It seems there is not. Please consider an article on the APS website* about a speech Malcolm Gladwell gave on prodigies, where he discussed the fact that precocity is not a predictor of future success, even with musicians. That a musical child prodigy may mimic adult artists very well but may not be able to make the switch to his own artistry when he grows up. That prodigies are child genius learners who do not always turn into adult genius doers.
Or even this article in the “Telegraph”** about a researcher who has followed various child prodigies and who found that the adult results are often quite different from what one might expect. Of the 210 child prodigies studied by Joan Freeman, author of the book; “Gifted Lives: What Happens When Gifted Children Grow Up,” only six went on to important careers. Those are pretty bad odds.
Or the following article in “The Columbia Chronicle” *** which discusses the neurology of prodigies and states:
“But most young musicians Booth (an impresario) works with do not end up becoming working professionals, in part because the music industry is flooded with young talent but also because their priorities change as they enter high school, he said.
Life is not easy for many child prodigies; advancing into a professional sphere can damage their ability to connect with their peers, and many choose between socializing or practicing their skill as they age. Others can become socially isolated—graduating college at 16 does not guarantee that researching in a lab or performing when they reach adulthood will be effortless.
All this would suggest that it behooves us teachers to remind ourselves and the prodigy’s parents that if a child has a marked talent for one thing, he would probably be very good at something else as well. Therefore, his whole education should be attended to so the child has choices as a grown-up. It is my belief that it is essential to have “Plan B” no matter how talented a child is. What if our prodigy has an injury that stops his pursuing a career? A careless slip of a knife or a playground accident that anyone else might laugh off can stop a career in its tracks. And this can happen at any age. I encourage all of my career bound students to think about this. Some of them have tears in their eyes when I suggest they consider developing the possibility of a career outside of performing, but I would be remiss in my responsibility if I didn’t do this. Life in music has gotten to be so, if not too, difficult and competitive no matter how great the talent.
The important thing is to keep perspective. When a violinist is thirty, is anyone going to know she was fourteen, fifteen, ten, or even six years old when she learned Tschaikovsky? Is anyone even going to care? It is our obligation to our students to make sure that they grow up to be complete and competent musicians, as well as competent human beings in general. And that means teaching the whole student, not just her talent.
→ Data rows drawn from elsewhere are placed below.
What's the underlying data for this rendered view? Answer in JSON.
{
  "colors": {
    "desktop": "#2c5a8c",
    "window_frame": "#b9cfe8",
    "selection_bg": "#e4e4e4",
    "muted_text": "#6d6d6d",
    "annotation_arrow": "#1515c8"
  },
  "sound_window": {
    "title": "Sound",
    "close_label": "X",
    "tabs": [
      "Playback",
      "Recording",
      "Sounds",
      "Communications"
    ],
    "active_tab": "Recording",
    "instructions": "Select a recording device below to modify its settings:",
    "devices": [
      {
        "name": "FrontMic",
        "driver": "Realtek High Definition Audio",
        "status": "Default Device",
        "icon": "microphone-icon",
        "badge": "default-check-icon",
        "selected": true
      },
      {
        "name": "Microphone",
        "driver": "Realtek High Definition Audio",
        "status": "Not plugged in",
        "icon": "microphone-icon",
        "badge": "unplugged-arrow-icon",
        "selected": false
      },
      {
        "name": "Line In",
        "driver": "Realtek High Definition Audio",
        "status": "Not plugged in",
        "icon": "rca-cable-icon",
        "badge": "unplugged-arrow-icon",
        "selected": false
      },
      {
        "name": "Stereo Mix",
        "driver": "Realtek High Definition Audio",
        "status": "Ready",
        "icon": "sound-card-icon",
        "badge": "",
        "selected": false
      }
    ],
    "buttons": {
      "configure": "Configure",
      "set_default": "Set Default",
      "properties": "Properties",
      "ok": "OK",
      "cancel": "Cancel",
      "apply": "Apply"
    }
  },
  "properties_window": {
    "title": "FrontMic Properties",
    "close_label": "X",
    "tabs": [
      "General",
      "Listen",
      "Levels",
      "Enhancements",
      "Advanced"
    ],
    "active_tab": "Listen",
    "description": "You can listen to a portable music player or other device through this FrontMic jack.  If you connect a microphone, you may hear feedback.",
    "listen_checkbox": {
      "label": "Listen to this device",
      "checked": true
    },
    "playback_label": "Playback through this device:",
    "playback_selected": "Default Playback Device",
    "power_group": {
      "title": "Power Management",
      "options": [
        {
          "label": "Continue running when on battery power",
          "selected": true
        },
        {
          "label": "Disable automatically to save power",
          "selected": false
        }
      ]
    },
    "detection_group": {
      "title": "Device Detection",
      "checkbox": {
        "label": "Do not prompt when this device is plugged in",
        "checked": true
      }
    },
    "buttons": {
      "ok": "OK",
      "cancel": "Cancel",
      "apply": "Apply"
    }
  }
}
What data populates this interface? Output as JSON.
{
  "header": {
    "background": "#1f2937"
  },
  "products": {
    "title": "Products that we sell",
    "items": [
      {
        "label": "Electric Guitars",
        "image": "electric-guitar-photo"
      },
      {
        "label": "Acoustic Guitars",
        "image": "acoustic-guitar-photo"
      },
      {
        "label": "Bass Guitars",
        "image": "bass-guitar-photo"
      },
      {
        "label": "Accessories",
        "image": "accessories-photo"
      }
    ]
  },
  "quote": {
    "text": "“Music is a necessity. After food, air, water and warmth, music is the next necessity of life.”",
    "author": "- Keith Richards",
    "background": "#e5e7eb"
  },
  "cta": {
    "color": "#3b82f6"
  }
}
That means remembering that a prodigy is by definition a talented child, i.e., a work in progress, which means we have the responsibiity of guiding both her and her parents so that the result is a whole and well-adjusted adult human being – who still loves music and plays it, whatever her final career choice may be.
Post author: Eloise Hellyer